The KGB was the premier policing agency in the former Soviet Union. The agency, formally known as the Committee for State Security, was largely known as a USSR espionage agency during the period of the Cold War. The KGB came into existence under its final name when it was formed in 1954 by restructuring and transitioning police agencies to serve as the international secret service of the Soviet bloc, operating divisions in each of the Soviet satellite nations. The KGB was largely involved in four particular areas of political activity in the Soviet Union as well as abroad.

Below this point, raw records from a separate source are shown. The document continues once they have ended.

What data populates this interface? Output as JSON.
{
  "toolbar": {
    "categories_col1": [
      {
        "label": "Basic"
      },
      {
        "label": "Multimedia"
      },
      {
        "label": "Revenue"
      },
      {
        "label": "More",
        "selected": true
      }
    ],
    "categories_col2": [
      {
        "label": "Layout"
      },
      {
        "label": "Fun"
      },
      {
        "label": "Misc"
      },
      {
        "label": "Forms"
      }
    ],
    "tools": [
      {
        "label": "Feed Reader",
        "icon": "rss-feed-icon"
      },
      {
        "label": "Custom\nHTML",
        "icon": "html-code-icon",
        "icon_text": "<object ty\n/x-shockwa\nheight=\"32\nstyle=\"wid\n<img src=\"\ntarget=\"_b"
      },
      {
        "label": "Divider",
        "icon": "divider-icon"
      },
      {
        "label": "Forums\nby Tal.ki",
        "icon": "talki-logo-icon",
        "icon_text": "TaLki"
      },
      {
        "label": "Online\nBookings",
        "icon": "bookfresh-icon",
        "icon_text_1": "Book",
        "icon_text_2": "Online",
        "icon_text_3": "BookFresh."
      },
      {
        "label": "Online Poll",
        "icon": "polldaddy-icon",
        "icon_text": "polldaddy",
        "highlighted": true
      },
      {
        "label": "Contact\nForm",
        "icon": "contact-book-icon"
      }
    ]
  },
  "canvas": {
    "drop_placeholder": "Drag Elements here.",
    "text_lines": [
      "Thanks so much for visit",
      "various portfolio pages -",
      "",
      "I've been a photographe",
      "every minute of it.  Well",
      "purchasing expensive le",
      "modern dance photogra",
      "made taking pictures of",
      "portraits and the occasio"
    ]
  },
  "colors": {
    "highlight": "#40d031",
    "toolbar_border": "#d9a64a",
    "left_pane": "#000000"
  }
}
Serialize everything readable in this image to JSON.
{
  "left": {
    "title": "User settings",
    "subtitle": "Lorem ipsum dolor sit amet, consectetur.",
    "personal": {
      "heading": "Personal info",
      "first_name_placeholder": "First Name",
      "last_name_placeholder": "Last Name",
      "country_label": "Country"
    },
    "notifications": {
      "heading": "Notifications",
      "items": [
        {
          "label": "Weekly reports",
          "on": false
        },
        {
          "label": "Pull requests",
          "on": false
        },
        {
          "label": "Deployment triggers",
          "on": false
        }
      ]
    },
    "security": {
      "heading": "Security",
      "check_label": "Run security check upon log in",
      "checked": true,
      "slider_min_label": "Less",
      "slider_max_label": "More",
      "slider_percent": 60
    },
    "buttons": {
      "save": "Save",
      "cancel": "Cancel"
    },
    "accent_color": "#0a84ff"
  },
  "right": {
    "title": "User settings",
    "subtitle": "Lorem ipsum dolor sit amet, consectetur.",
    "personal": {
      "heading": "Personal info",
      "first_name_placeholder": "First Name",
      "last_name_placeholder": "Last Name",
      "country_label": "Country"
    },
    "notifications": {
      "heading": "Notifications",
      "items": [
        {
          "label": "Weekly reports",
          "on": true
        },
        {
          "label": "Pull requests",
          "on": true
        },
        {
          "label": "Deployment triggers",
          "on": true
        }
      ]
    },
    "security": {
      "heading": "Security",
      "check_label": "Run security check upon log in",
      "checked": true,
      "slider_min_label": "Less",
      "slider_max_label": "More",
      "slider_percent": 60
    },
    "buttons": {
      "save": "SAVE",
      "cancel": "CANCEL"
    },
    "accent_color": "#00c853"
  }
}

The KGB was notorious for placement of agents in critical and deceptive governmental positions, acting in a perceptive front in order to gather information about specific investigation targets. The agency was eliminated in November 1991 when it surfaced that the KGB had been a major component in the attempted overthrow of Mikhail Gorbachev in August of the same year. Gorbachev finally resigned in December 1991, as the economic collapse of the Soviet Union became obvious.
Dissolution of the KGB may have been a perceptive measure. It was replaced in 1991 with the FSK, or Federal Counterintelligence Service. The FSK was closed in 1995 as the Russian Federation crumbled. The agency was renamed as the FSB, but maintained a similar operational mission. The KGB units that were operational in the Russian satellite nations are contemporarily in service in some countries, such as Belarus.
Gorbachev still makes the claim that the KGB is currently operating informally in the Russian government by virtue of the revolving door governmental placement of national leaders and their obsession with power in the former Soviet region. Several of the leaders who continue to reappear in the Russian government in various positions after each perceived transition of power began their political careers or facilitated their political rise as officers of the KGB. The political alliances of former KGB agents such as former President and current Prime Minister Vladimir Putin are still strong and the national leaders who were operatives, whether they were undercover or validated, still hold positions of power by virtue of these political relationships.
In addition, several of these powerful national leaders with KGB backgrounds have enhanced their personal wealth immensely during the twenty years since the collapse of the communist system and appear to be acting in concert to keep themselves and their political cronies in power positions to continue building personal wealth. Putin is a prime example of this activity and uses his KGB training tactics to crush anyone who opposes him politically. In many respects, the modern Russia is similar to the old Russia without the USSR political federation.
The KGB still maintains an operational directory of active reserves that are in positions of power in the FSB and SFR helping to maintain the secretive mission of the old KGB. The "Law on Foreign Intelligence" required former career KGB personnel be placed on the Board of Directors for all Russian companies in order to maintain corporate compliance to former Russian principles and to assure the Russian government that no one company is operating in a manner that is counter to the wishes and stability of the state.
In this manner, the KGB is still organized loosely and is informally involved in the power structure of the modern Russian economy, though Russian businesses are all aware that the KGB had once been the world's most efficient collector of volatile information that is not shared with the public. The reputation of the KGB will linger over the rule of Russia as long as these former intelligence officers are allowed to hold active positions in a government structure that is largely perceptional and pro-free market while operating in a backsliding fashion similar to the informational secrecy and intimidation that made the KGB internationally famous.